··· Extracted data

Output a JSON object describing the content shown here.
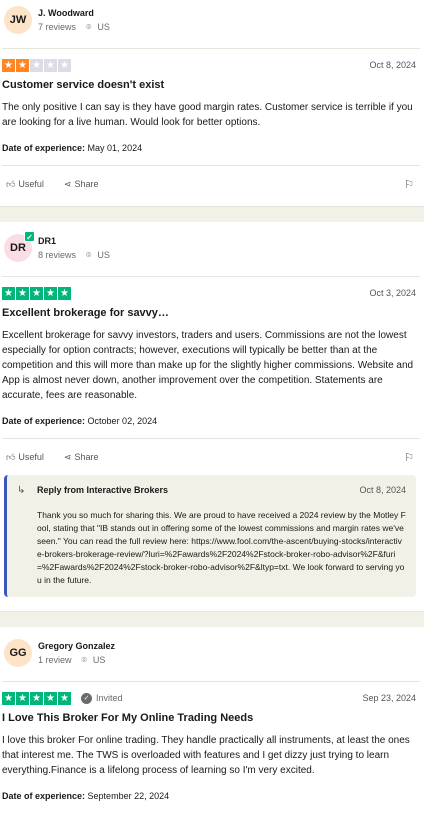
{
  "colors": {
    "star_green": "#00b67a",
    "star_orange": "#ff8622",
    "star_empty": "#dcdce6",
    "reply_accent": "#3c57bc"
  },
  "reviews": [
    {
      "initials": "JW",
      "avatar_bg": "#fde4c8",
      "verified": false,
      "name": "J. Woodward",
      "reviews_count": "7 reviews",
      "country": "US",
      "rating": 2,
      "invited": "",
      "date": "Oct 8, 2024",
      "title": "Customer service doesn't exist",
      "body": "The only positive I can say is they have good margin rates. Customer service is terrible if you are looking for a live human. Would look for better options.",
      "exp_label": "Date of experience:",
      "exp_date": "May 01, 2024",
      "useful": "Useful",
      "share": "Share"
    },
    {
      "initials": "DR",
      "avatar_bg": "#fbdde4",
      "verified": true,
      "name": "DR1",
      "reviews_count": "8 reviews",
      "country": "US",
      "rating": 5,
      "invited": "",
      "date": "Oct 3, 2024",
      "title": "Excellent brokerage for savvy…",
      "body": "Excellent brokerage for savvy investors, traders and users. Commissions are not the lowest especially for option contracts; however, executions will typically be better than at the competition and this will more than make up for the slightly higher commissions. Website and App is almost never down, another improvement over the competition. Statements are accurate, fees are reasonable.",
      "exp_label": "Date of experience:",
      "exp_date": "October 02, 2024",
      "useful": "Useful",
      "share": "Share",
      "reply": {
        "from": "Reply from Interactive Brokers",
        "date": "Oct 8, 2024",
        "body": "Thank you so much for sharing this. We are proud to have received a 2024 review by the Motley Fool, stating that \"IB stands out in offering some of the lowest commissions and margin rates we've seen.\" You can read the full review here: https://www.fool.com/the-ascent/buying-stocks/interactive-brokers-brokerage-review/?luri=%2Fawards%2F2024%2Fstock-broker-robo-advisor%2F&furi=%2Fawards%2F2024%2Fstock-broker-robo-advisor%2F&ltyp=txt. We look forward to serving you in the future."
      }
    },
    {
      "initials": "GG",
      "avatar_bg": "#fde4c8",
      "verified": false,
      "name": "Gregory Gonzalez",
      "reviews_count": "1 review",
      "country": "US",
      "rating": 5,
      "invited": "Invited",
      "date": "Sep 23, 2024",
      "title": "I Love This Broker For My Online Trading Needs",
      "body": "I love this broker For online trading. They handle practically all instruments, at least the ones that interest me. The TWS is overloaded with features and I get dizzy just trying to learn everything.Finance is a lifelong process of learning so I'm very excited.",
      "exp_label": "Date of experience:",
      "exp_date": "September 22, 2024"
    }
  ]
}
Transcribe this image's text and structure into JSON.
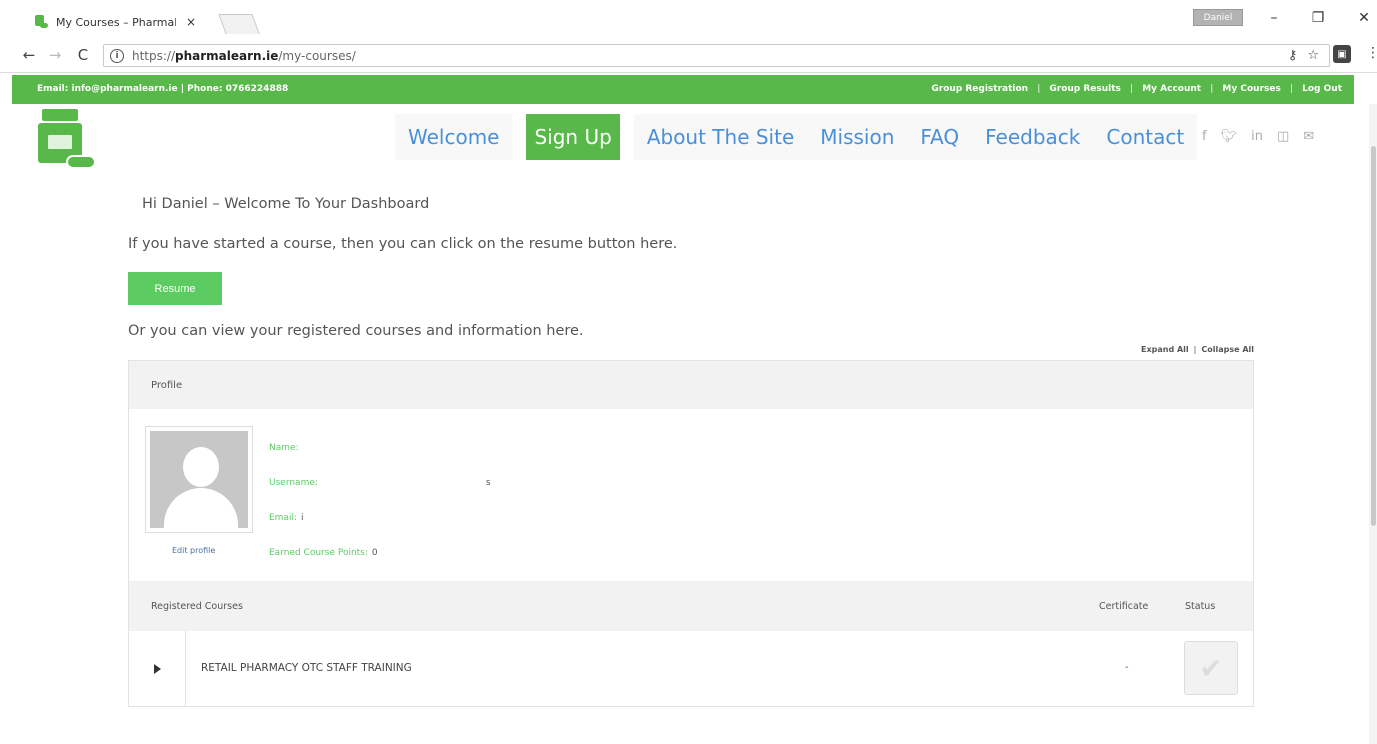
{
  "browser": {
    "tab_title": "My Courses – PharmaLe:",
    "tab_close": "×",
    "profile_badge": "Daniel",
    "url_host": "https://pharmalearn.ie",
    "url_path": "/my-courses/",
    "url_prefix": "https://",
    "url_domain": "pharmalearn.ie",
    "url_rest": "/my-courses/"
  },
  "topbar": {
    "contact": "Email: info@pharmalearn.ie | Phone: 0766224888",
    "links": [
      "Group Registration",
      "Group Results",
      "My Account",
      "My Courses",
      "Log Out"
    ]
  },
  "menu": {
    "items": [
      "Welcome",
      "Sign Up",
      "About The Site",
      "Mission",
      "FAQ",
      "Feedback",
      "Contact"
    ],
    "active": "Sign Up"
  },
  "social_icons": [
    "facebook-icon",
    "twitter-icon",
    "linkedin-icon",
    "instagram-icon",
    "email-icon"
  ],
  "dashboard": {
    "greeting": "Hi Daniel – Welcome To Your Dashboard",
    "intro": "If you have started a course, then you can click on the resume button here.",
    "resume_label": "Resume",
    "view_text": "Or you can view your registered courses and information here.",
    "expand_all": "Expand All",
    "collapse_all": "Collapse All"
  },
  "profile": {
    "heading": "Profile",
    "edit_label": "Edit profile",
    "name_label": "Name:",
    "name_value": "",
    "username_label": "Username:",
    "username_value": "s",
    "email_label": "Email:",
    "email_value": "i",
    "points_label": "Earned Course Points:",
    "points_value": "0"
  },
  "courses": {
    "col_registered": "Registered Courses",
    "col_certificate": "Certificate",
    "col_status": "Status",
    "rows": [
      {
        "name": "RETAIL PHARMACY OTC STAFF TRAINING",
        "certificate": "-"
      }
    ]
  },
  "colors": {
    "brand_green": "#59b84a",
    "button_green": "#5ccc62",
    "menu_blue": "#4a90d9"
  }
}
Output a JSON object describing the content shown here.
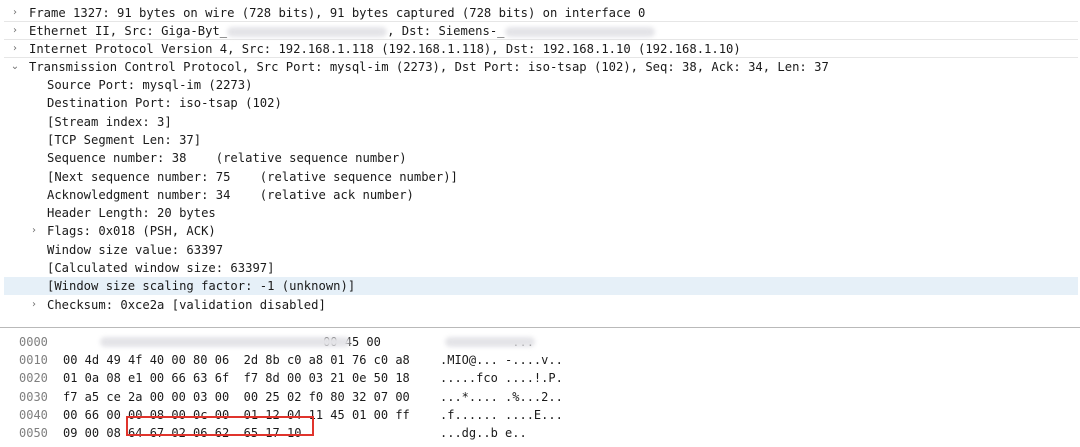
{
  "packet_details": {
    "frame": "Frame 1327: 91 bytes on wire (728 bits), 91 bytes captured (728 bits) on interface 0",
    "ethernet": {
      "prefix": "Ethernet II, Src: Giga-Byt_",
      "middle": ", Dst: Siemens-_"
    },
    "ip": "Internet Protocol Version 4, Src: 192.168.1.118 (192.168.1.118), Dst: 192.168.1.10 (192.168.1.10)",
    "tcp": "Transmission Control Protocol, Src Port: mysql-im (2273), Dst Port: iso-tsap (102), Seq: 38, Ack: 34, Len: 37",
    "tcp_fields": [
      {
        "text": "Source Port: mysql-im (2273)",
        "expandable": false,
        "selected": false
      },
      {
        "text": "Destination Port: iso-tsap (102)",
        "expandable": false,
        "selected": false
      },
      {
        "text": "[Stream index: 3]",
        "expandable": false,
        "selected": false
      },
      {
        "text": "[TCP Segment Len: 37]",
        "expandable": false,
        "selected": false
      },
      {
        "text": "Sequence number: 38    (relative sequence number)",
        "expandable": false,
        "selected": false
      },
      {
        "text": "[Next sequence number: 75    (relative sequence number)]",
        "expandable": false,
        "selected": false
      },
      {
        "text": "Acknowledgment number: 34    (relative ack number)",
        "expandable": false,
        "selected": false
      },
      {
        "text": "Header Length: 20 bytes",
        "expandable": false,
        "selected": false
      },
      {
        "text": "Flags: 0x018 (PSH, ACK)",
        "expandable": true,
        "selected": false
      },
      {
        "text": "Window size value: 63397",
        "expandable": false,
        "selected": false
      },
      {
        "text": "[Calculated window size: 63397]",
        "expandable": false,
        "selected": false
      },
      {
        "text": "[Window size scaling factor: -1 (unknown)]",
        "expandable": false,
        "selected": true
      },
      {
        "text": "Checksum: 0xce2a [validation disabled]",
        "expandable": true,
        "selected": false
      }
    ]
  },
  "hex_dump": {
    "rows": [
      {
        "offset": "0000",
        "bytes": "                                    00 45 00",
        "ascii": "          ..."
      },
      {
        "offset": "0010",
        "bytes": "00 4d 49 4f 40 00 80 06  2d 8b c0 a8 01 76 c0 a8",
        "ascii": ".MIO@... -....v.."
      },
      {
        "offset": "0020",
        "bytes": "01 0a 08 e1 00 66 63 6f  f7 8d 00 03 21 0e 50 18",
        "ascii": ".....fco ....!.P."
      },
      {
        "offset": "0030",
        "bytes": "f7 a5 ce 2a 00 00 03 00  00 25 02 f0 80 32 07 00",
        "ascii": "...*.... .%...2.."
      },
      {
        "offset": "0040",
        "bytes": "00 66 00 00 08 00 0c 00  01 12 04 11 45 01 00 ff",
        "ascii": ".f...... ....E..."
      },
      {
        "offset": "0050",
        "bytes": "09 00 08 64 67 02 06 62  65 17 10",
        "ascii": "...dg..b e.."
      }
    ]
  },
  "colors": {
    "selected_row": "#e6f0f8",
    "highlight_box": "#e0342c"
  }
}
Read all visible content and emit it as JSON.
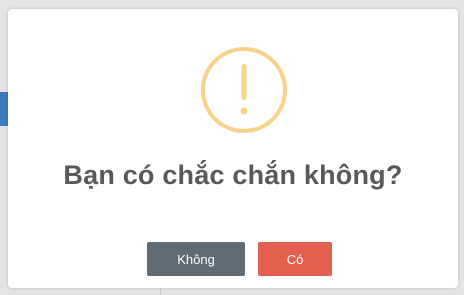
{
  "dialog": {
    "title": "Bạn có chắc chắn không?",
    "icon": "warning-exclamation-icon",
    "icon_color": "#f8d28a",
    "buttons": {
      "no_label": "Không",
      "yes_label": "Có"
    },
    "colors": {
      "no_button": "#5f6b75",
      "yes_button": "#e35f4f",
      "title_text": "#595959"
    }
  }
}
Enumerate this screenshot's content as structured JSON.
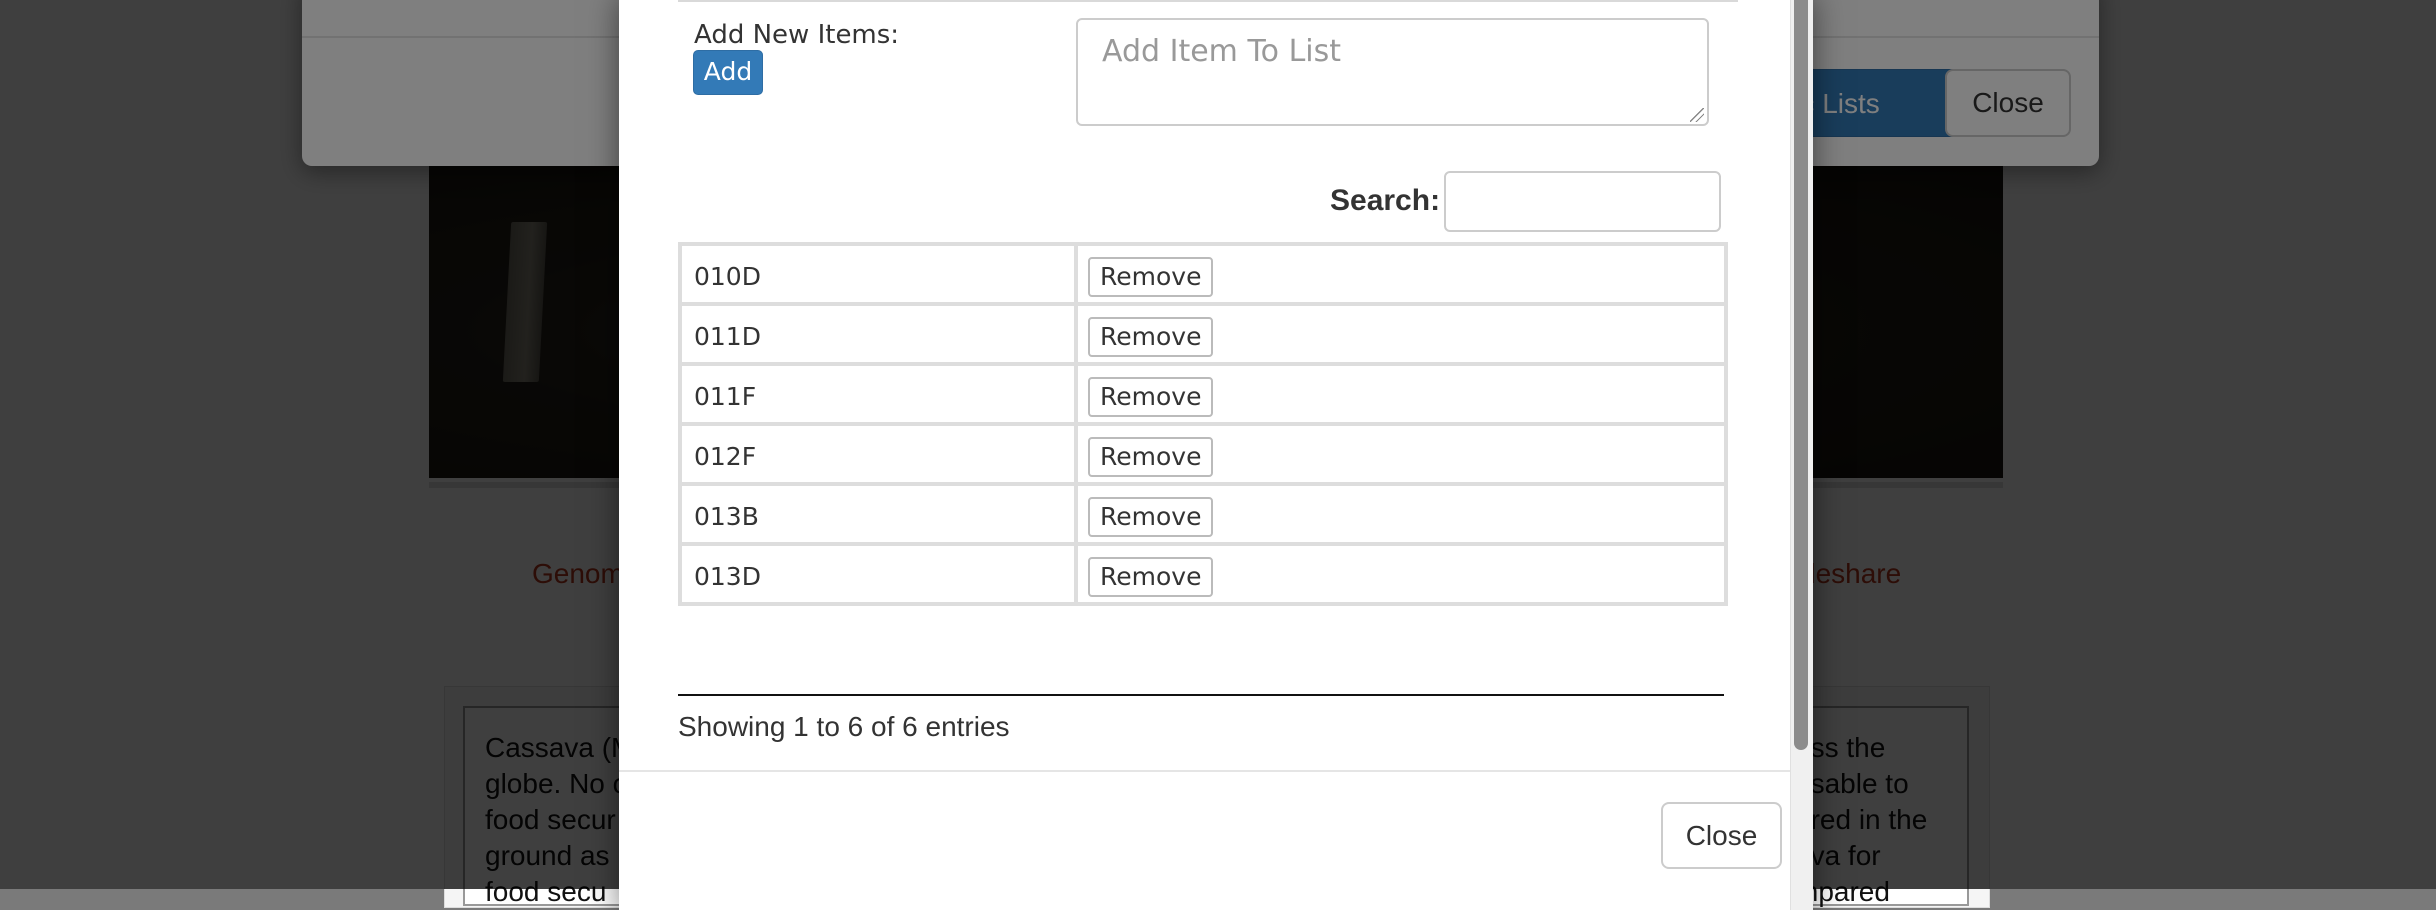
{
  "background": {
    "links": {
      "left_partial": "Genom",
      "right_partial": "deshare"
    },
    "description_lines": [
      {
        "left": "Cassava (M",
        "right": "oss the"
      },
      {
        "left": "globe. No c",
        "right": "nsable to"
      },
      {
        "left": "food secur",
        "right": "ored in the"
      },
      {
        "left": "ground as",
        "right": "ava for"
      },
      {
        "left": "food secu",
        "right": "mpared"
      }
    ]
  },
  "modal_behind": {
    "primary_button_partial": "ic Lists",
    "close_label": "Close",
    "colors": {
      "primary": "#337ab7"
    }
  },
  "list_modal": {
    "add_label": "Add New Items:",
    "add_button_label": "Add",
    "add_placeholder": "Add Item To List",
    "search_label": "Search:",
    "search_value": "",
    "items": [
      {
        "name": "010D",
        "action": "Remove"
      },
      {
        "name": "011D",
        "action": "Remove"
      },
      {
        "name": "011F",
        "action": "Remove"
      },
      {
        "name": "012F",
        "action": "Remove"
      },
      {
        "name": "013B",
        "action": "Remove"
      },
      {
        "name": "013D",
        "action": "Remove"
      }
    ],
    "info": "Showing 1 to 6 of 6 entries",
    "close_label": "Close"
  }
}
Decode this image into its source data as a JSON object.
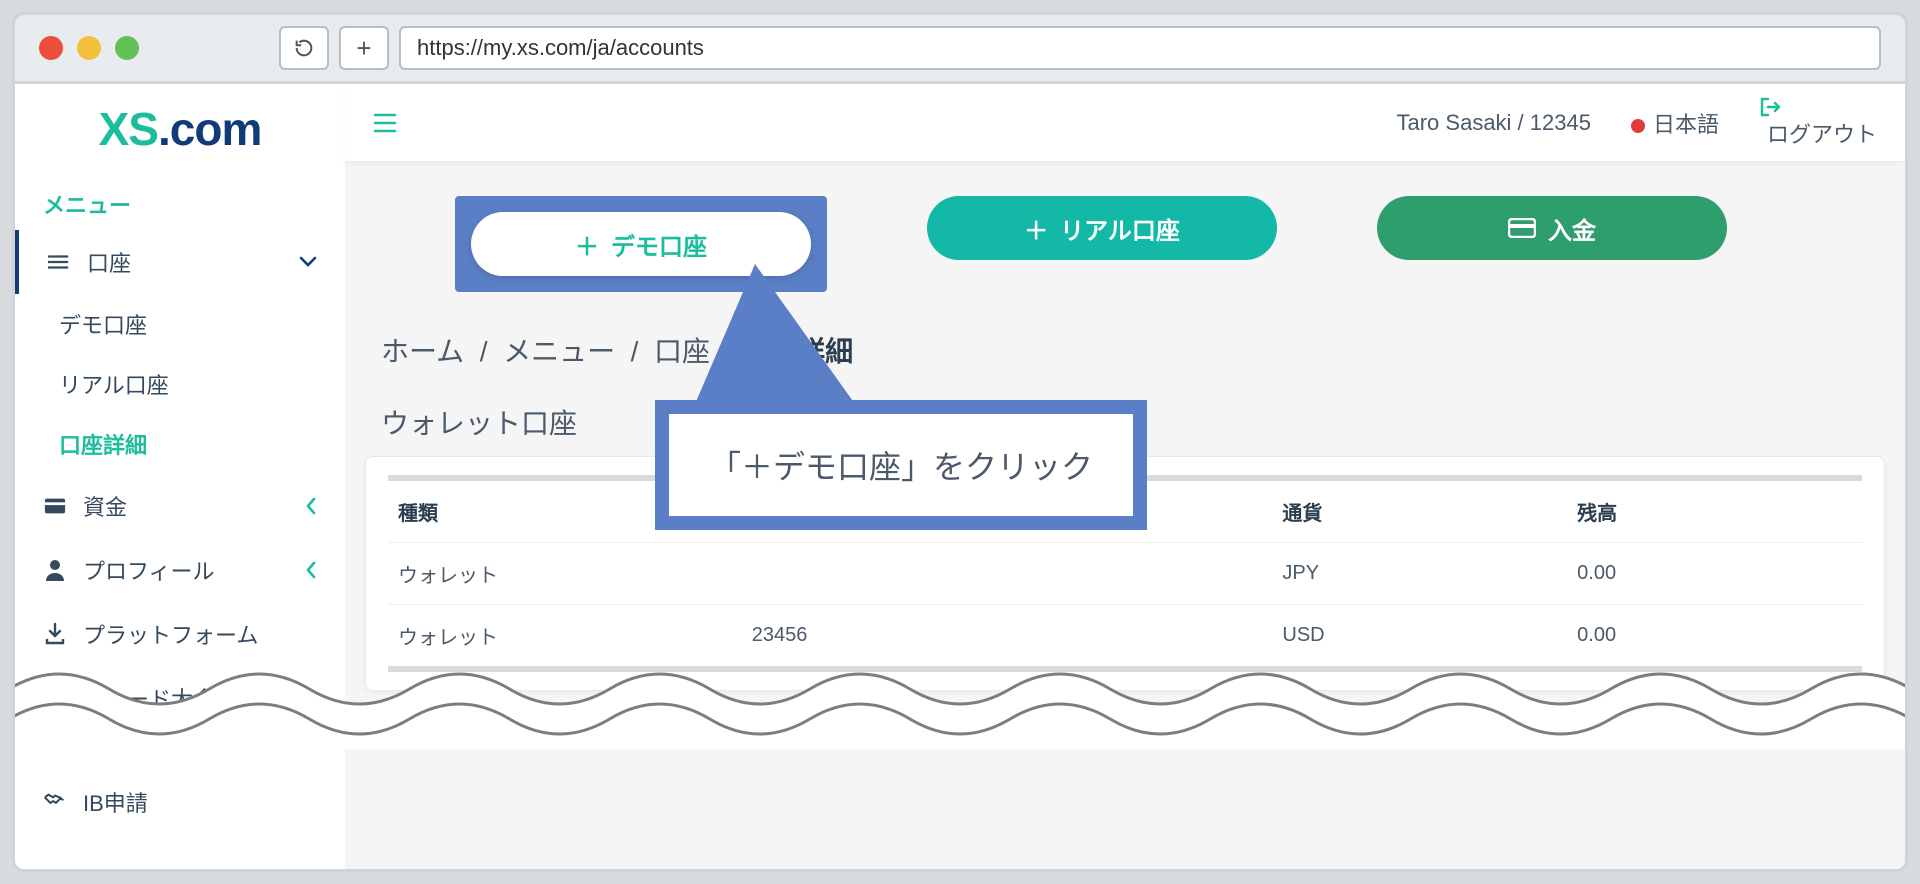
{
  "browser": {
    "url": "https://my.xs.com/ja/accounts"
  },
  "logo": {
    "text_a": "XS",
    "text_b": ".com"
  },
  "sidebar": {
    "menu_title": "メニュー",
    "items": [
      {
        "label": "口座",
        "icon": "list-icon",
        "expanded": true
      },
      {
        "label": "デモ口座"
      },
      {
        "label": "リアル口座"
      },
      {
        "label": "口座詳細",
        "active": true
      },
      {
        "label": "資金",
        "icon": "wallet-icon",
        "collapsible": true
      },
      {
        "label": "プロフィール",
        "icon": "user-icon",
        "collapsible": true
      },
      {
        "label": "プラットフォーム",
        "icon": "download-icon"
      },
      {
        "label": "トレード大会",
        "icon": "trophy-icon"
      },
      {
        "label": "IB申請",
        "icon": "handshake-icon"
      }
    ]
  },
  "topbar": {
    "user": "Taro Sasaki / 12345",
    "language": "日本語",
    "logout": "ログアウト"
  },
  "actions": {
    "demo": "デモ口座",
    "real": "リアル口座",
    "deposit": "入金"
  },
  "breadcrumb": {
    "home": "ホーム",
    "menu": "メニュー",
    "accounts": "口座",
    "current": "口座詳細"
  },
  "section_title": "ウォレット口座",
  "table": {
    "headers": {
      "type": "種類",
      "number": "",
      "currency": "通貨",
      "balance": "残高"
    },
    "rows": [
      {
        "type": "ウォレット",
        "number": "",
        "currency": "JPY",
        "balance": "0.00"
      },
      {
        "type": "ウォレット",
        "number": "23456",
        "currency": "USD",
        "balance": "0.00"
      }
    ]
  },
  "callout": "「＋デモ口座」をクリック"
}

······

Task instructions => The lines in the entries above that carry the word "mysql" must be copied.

Solution to this task =>
    "tcp": "Transmission Control Protocol, Src Port: mysql-im (2273), Dst Port: iso-tsap (102), Seq: 38, Ack: 34, Len: 37",
        "text": "Source Port: mysql-im (2273)",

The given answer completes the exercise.